But Ehud made him a dagger, which had two edges, of a cubit
A little sword, as Josephus calls it F25, with two edges, that it might cut both ways, and do the execution he designed by it, and was about half a yard long; which he could the more easily conceal, and use for his purpose:
and he did gird it under his raiment;
that it might not be seen, and give occasion of suspicion; this was a military garment, the "sagum", as the Vulgate Latin version, which was coarse, and made of wool, and reached to the ankle, and was buttoned upon the shoulder, and put over the coat F26; the Septuagint makes use of a word Suidas F1 interprets a coat of mail:
upon his right thigh;
whereas a sword is more commonly girt upon the left; though some observe, from various writers, that the eastern people used to gird their swords on their right thigh; or this was done that it might be the less discernible and suspected, and chiefly as being most convenient for him, a lefthanded man, to draw it out upon occasion.
F25 Ibid. (Antiqu. l. 5. c. 4. sect. 2.)
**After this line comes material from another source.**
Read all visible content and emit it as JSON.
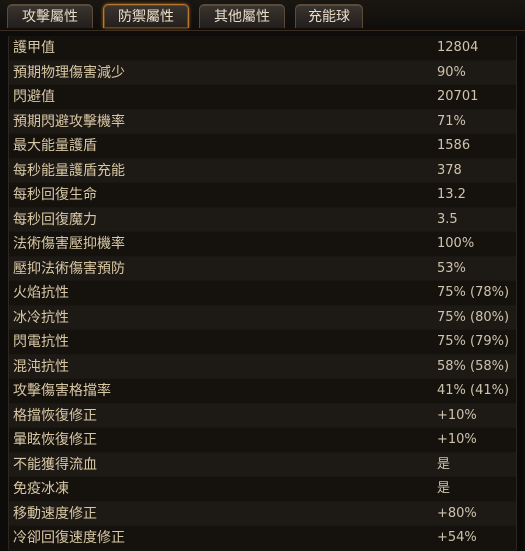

F26 Vid. Valtrinum de re militar. Roman. l. 3. c. 13.
F1 In voce (manduav) .